I just spent a blessed weekend with my father for Father’s Day. What a lucky, lucky woman I am. I have always said that I totally won the Father Sweeptstakes in my life – I’m quite certain my Dad is the best father in the world. I hope you feel I’m wrong – that YOUR dad actually is.
I read somewhere once that every successful businesswoman has one thing in common – a Dad who mentored her and cheered her on. I haven’t done any formal polling, but I know when I was doing the Big-Girl Business Gig, the other women at my level all had strong connections to their dads too.
While I was in Pennsylvania this weekend, I slept like a baby. And maybe it was that baby self who, even at my advanced age, felt safe and protected in my father’s house.
I watched my dad at age 86 continue to evince the traits I so admire in him. Traits that I continue to try to emulate. Here are just a few of the things I’ve learned from my dad:
– “Always make the world a better place for your having been here.” – this has been both an explicit mantra of his and also something I’ve watched him do.
-“You just don’t know how life will turn out!” – this is his response to my worries about the future. He tells me that he still looks forward to getting up each day because “You just don’t know what will happen.”
– Looking on the sunny side. My father is a perpetual optimist. Oh, sometimes that has proved a tad problematical (we had to dope out that our mom was dying because he kept saying “well, this wasn’t a great day, but tomorrow will be better”) but mostly it’s the trait I admire most about my dad. He is SO positive. SO proactive. I often think it’s no wonder he was such a highly successful sales executive – who wouldn’t want to be around him?!
– Be friendly to everyone. My sister once remarked how I chatted up the checkout clerk in the grocery store. I said, you’ve obviously never gone shopping with Dad – he not only chats with the folks in the grocery store – he knows their names, the names of their kids and what’s going in their lives.
– But we all need our down time, too. From the above comment, you might think my DAd is a raving extrovert, like I am. Nope. He’s a sociable introvert and loves to come home and recharge. He’s also an early-to-bed guy and has been my whole life. That balance thing.
– Be clear, set boundaries and stick to them. Lest you think he was the coddling type 🙂 – my father warned me once about using profanity in his house during my less than respectful teenage years (my then profanity was probably “oh shit!”). The second time I found myself airborne – deposited into my room via airmail. I’m a fan of clarity – and he was way clear!

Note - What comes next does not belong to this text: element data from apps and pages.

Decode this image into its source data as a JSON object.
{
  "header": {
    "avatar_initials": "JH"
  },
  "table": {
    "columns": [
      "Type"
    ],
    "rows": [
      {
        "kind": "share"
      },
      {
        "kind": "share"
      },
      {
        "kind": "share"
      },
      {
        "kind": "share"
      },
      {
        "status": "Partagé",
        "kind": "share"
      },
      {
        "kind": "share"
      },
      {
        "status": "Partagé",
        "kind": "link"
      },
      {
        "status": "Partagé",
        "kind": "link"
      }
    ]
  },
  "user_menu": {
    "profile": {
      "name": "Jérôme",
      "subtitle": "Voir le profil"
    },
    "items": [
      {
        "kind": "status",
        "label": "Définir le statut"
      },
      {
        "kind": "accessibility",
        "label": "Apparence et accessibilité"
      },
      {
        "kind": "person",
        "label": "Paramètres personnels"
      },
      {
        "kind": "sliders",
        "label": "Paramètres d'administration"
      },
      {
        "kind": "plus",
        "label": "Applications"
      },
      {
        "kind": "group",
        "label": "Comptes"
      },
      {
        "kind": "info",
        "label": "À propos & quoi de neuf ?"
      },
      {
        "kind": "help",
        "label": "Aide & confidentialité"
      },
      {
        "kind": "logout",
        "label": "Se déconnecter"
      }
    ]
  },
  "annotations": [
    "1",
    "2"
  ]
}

– God and family are first – everything else lines up after that. Oh there were times we thought Johnson & Johnson (his employer) might have edged up in the pecking order, but overall God and family were really the priorities. Still are. This weekend my beloved niece Julia and her husband Jeff and their 3 little kids came to visit Dad & his wife and me during my visit. Watching Dad interact with his 3 and 5-year-old great-grandsons and his 1-year-old great-granddaughter was very touching. He’s at an age where a lot of people just can’t handle little tiny kids anymore – dad went out of his way to connect with them.

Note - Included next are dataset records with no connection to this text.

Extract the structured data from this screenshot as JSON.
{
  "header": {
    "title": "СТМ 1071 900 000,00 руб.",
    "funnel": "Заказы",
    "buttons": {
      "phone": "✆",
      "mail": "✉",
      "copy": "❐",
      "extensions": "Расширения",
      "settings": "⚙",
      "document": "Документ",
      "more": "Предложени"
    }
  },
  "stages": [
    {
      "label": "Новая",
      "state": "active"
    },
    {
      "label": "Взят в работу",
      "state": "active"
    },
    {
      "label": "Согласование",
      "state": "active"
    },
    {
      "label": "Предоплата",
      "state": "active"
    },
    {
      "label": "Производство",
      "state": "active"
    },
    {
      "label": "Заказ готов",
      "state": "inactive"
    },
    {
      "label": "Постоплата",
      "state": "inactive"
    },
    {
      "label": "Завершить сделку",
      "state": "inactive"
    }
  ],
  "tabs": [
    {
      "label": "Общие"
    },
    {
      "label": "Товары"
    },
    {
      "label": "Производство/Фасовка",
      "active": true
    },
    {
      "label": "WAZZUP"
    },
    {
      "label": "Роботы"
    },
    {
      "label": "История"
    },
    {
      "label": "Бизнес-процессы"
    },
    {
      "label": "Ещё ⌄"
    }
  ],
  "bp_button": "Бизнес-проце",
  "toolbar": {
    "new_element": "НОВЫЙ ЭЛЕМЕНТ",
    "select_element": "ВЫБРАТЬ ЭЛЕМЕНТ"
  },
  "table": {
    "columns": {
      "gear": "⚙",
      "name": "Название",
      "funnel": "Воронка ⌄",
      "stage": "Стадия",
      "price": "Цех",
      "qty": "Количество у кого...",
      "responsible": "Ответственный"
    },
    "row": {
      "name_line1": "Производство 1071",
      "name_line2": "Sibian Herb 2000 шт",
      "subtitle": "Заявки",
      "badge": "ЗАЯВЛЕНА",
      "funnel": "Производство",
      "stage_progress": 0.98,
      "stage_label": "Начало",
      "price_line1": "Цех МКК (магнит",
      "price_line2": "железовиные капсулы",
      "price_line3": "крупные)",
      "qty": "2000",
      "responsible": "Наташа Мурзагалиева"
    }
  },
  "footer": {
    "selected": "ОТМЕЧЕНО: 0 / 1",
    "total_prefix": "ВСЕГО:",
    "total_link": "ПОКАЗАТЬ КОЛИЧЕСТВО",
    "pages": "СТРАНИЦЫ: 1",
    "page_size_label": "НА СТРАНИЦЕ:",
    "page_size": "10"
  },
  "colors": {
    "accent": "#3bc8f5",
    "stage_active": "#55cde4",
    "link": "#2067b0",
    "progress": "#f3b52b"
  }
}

So many of us reflect on what our parents DIDN’T do for us. Or the things they did that were problematical. No parent is perfect because no human is perfect. Some are, for sure, better than others. But I think all of us can search for and find things about our parents that we love and admire. Traits we see now in ourselves or our children (or wish we did).

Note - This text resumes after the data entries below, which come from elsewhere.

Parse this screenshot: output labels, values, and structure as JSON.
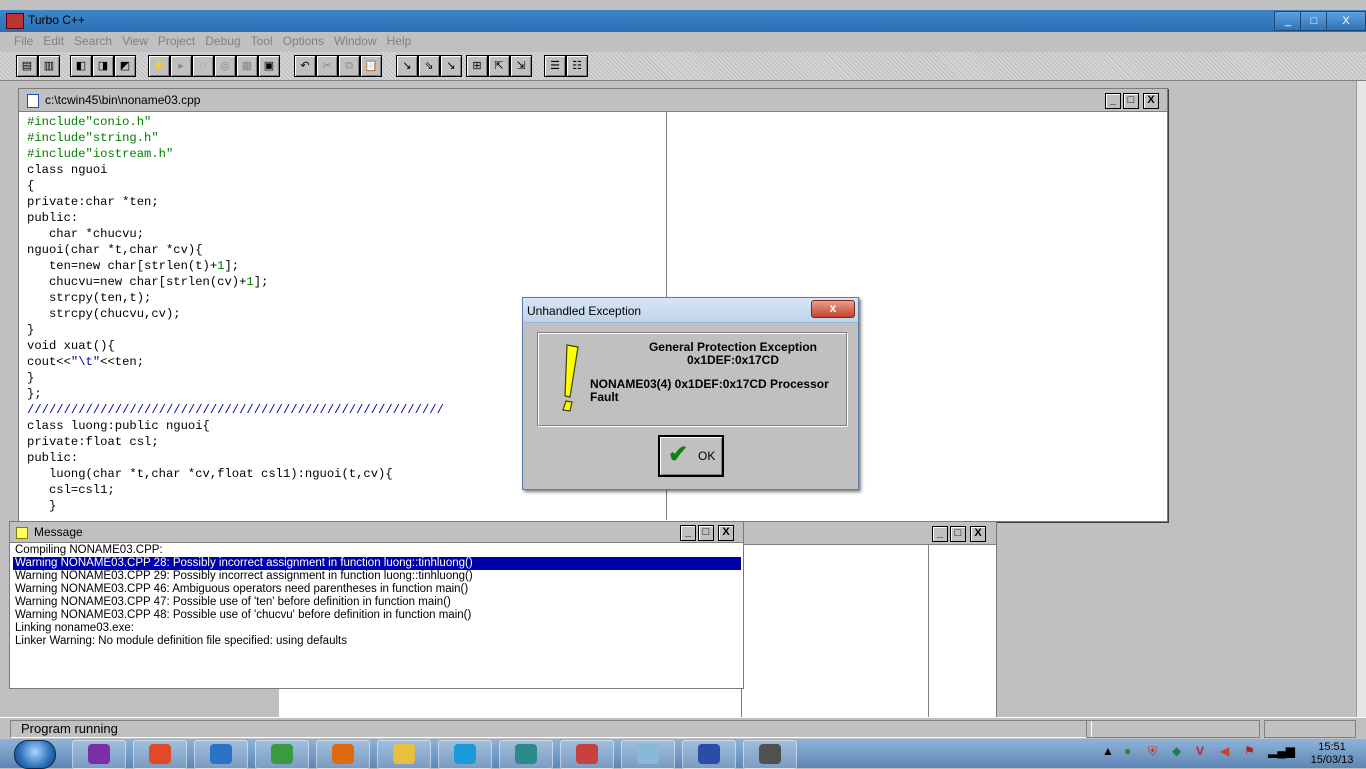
{
  "app": {
    "title": "Turbo C++",
    "blurred_subtitle": ""
  },
  "menu": [
    "File",
    "Edit",
    "Search",
    "View",
    "Project",
    "Debug",
    "Tool",
    "Options",
    "Window",
    "Help"
  ],
  "editor": {
    "path": "c:\\tcwin45\\bin\\noname03.cpp",
    "lines": [
      [
        {
          "t": "#include\"conio.h\"",
          "c": "g"
        }
      ],
      [
        {
          "t": "#include\"string.h\"",
          "c": "g"
        }
      ],
      [
        {
          "t": "#include\"iostream.h\"",
          "c": "g"
        }
      ],
      [
        {
          "t": "class nguoi",
          "c": ""
        }
      ],
      [
        {
          "t": "{",
          "c": ""
        }
      ],
      [
        {
          "t": "private:char *ten;",
          "c": ""
        }
      ],
      [
        {
          "t": "public:",
          "c": ""
        }
      ],
      [
        {
          "t": "   char *chucvu;",
          "c": ""
        }
      ],
      [
        {
          "t": "nguoi(char *t,char *cv){",
          "c": ""
        }
      ],
      [
        {
          "t": "   ten=new char[strlen(t)+",
          "c": ""
        },
        {
          "t": "1",
          "c": "g"
        },
        {
          "t": "];",
          "c": ""
        }
      ],
      [
        {
          "t": "   chucvu=new char[strlen(cv)+",
          "c": ""
        },
        {
          "t": "1",
          "c": "g"
        },
        {
          "t": "];",
          "c": ""
        }
      ],
      [
        {
          "t": "   strcpy(ten,t);",
          "c": ""
        }
      ],
      [
        {
          "t": "   strcpy(chucvu,cv);",
          "c": ""
        }
      ],
      [
        {
          "t": "}",
          "c": ""
        }
      ],
      [
        {
          "t": "void xuat(){",
          "c": ""
        }
      ],
      [
        {
          "t": "cout<<",
          "c": ""
        },
        {
          "t": "\"\\t\"",
          "c": "b"
        },
        {
          "t": "<<ten;",
          "c": ""
        }
      ],
      [
        {
          "t": "}",
          "c": ""
        }
      ],
      [
        {
          "t": "};",
          "c": ""
        }
      ],
      [
        {
          "t": "/////////////////////////////////////////////////////////",
          "c": "b"
        }
      ],
      [
        {
          "t": "class luong:public nguoi{",
          "c": ""
        }
      ],
      [
        {
          "t": "private:float csl;",
          "c": ""
        }
      ],
      [
        {
          "t": "public:",
          "c": ""
        }
      ],
      [
        {
          "t": "   luong(char *t,char *cv,float csl1):nguoi(t,cv){",
          "c": ""
        }
      ],
      [
        {
          "t": "   csl=csl1;",
          "c": ""
        }
      ],
      [
        {
          "t": "   }",
          "c": ""
        }
      ]
    ]
  },
  "message_window": {
    "title": "Message",
    "selected_index": 1,
    "lines": [
      "Compiling NONAME03.CPP:",
      "Warning NONAME03.CPP 28: Possibly incorrect assignment in function luong::tinhluong()",
      "Warning NONAME03.CPP 29: Possibly incorrect assignment in function luong::tinhluong()",
      "Warning NONAME03.CPP 46: Ambiguous operators need parentheses in function main()",
      "Warning NONAME03.CPP 47: Possible use of 'ten' before definition in function main()",
      "Warning NONAME03.CPP 48: Possible use of 'chucvu' before definition in function main()",
      "Linking noname03.exe:",
      "Linker Warning: No module definition file specified: using defaults"
    ]
  },
  "dialog": {
    "title": "Unhandled Exception",
    "close_label": "x",
    "heading": "General Protection Exception",
    "address": "0x1DEF:0x17CD",
    "detail": "NONAME03(4) 0x1DEF:0x17CD Processor Fault",
    "ok_label": "OK",
    "icon": "exclamation-icon"
  },
  "status": {
    "text": "Program running"
  },
  "window_controls": {
    "minimize": "_",
    "maximize": "□",
    "close": "X"
  },
  "taskbar": {
    "apps": [
      "yahoo-messenger-icon",
      "chrome-icon",
      "internet-explorer-icon",
      "network-icon",
      "media-player-icon",
      "file-explorer-icon",
      "skype-icon",
      "app-icon",
      "remote-icon",
      "notepad-icon",
      "word-icon",
      "turbo-cpp-icon"
    ],
    "clock_time": "15:51",
    "clock_date": "15/03/13"
  },
  "colors": {
    "selection": "#0000a8",
    "string_literal": "#008000",
    "comment": "#0000a8",
    "titlebar": "#2a6fb5"
  }
}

Father’s Day isn’t the only day to thank the Dads of the world for all they do. But it’s a good day to remember how blessed we are by men who not only father children, but are Daddys, too.
So here’s to George R. Scholten, Best Dad on the Planet. And here’s to YOUR Dad (and to YOU if you are a dad!) and all the great guys out there who make such a huge impact on the world by their fathering.